“A patient is addressing a situation that has come up in the recent past and then says, “I was angry at the time, but I don’t feel it anymore.” In a lot of examples, this clearly posed a problem for them (anxiety for example), but they state that the feeling is no longer accessible. Just defense? Curious…” Thanks to one of our community members for offering this common clinical problem.
Suppose you had a wonderful meal at a restaurant last week and the bottle of wine was delicious. If I asked you, “How do you feel when you think of that meal?” a smile will cross your face and you will feel happy. If you asked me how I felt last week when I learned that a dear friend is having chemotherapy, I would say I feel sad.
Every day we have feelings from the moment we wake up in the morning and hear the birds singing, when we read the tragic news about Syria in the newspaper, when we sit with our 10 am patient, and when we get a call from a friend inviting us for dinner. We feel all day long and those feelings give us the information we need for living life.
You may have noticed that feelings are very “accessible” for babies.
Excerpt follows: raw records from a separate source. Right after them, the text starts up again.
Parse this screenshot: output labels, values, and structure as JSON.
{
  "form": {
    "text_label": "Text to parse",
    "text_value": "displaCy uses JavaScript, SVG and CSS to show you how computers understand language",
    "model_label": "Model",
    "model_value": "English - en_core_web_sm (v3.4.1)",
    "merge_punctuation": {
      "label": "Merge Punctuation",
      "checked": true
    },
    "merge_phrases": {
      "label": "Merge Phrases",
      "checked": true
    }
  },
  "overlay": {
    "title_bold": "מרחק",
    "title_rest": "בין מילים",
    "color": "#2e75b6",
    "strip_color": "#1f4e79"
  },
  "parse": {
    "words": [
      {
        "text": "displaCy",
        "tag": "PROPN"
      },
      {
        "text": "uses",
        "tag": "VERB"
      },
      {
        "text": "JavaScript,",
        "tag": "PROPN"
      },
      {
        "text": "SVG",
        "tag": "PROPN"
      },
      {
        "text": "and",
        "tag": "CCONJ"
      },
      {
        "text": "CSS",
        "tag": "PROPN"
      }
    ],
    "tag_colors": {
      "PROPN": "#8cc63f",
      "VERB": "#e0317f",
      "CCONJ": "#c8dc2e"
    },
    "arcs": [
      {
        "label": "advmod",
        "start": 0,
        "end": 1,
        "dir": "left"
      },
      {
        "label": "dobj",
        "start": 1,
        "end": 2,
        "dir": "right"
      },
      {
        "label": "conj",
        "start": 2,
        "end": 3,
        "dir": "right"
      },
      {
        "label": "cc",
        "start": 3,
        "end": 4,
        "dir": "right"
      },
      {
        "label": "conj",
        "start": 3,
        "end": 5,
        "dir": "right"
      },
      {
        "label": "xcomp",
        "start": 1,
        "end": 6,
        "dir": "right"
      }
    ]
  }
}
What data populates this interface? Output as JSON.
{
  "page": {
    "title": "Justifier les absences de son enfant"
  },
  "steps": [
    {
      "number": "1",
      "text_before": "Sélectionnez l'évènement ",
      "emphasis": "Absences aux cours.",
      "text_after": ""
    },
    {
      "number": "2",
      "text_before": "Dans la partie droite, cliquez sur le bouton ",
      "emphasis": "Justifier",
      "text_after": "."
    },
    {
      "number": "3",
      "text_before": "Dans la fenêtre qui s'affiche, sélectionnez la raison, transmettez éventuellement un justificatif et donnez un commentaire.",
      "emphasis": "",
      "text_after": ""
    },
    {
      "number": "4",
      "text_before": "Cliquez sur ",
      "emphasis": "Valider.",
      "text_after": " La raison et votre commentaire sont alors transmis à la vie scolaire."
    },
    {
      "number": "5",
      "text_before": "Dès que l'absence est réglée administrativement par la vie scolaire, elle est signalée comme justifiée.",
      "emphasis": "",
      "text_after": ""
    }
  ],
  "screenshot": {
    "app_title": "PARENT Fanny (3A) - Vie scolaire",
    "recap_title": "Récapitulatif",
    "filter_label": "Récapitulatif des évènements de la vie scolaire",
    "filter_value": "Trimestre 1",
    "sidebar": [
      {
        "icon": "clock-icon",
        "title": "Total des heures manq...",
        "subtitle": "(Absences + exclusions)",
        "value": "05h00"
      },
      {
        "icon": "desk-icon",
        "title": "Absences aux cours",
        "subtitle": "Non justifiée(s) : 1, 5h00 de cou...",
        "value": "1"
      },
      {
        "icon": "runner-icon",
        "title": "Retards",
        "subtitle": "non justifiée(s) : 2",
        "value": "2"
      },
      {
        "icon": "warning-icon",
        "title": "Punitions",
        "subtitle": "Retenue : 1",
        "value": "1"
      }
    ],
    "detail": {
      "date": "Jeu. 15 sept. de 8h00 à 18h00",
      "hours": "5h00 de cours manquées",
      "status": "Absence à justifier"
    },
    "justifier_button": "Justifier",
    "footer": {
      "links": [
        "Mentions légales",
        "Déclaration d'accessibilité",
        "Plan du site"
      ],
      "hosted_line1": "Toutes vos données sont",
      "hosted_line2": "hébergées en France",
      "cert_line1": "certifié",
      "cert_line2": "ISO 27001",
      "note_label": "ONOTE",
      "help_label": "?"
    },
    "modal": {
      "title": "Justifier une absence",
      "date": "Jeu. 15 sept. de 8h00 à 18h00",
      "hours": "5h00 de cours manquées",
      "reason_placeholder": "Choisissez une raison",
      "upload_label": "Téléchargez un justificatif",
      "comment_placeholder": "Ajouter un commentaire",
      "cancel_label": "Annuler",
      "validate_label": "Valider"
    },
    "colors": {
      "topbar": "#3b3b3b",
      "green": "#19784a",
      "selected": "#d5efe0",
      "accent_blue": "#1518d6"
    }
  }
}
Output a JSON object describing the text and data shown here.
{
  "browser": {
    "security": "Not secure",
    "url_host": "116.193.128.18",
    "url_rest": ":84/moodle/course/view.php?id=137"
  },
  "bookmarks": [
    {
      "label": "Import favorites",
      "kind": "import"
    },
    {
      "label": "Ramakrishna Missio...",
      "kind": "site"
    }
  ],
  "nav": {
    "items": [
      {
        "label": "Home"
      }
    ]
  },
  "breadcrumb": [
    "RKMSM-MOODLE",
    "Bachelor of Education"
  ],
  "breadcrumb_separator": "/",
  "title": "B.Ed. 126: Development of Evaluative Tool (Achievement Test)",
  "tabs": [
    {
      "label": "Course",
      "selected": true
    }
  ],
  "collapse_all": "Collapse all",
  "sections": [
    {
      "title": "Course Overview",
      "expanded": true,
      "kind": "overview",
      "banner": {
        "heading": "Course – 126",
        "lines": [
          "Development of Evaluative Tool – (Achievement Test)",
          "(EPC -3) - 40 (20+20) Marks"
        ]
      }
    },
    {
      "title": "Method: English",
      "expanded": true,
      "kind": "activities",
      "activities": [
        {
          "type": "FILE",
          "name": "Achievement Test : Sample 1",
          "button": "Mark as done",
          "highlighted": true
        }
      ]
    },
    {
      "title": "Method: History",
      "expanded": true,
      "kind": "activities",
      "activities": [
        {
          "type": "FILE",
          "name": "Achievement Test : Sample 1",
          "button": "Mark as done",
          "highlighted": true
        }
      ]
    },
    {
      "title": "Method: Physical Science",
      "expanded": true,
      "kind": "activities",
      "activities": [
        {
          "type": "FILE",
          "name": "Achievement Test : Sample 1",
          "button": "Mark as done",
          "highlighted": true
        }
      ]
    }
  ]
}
That’s us. We have to learn to use defenses to make our defenses “no longer accessible.”
When the patient can’t tell you what his feeling is, he goes through life without a compass. He does not know what he feels, so he does not know what his passions are. He is directionless. All due to defenses.
When the patient says, “I don’t feel it now,” that is unconscious therapeutic alliance: “I need help with the defenses I am using in this moment.”
When he says, “My feelings are no longer accessible,” that is also unconscious therapeutic alliance: “I need help with the defenses that make my feelings inaccessible in this moment.”
Pt: “I don’t feel it now.”
Th: “And the feeling toward her?”
Pt: “It’s not accessible.”
Th: “Would you like it to be accessible?”
Th: “Wouldn’t it be nice to know what you feel so you wouldn’t be going through life in the dark?”
Th: “So can we see what the feeling is toward her?”
Now, having explored feeling this much, we will have mobilized complex feelings. These feelings will trigger anxiety and defenses. We watch the patient’s responses now to find out his pathway of anxiety and system of resistance. Then we know what to treat.
For instance, let’s look at two possible responses the patient might offer.
Pt: [teary] “Maybe I just can’t do this kind of therapy.” [self-attack]
Th: “Could that be a critical thought? Could that thought be getting you down?”
Th: “If we look underneath that thought could we see what feelings are coming up here toward me?”
Here, the patient’s teariness and self-attack reveal that she is using the resistance system of repression and her anxiety is channeled into the smooth muscles. So you would use the graded format to build her affect tolerance, so she could eventually feel her full feelings without having to use self-attack as a defense.
A second response might look like this.
Pt: [sigh. Looking away.] “I told you I don’t have a feeling.”
Th: “Notice how you look away? Notice how you avoid my eyes? I wonder what feelings might be coming up here toward me that make you put up this barrier of avoidance?”
Here, the patient’s sigh indicates anxiety is in the striated muscles. The verbal statement is the defense of intellectualization, so the patient uses the resistance system of isolation of affect. The use of gaze avoidance indicates that the resistance has shifted from resistance against feeling to resistance against emotional closeness. Therefore, the therapist addresses the gaze avoidance, a sign of mid-rise of transference feelings, and then asks for feelings toward him to mobilize complex feelings and to bring the transference resistance out into the open.
In other words, the patient’s first response is not a problem, “I don’t feel it now.” It’s an opportunity to explore feelings to find out where anxiety is discharged and which resistance system is operating. Then the therapist knows what to treat and why.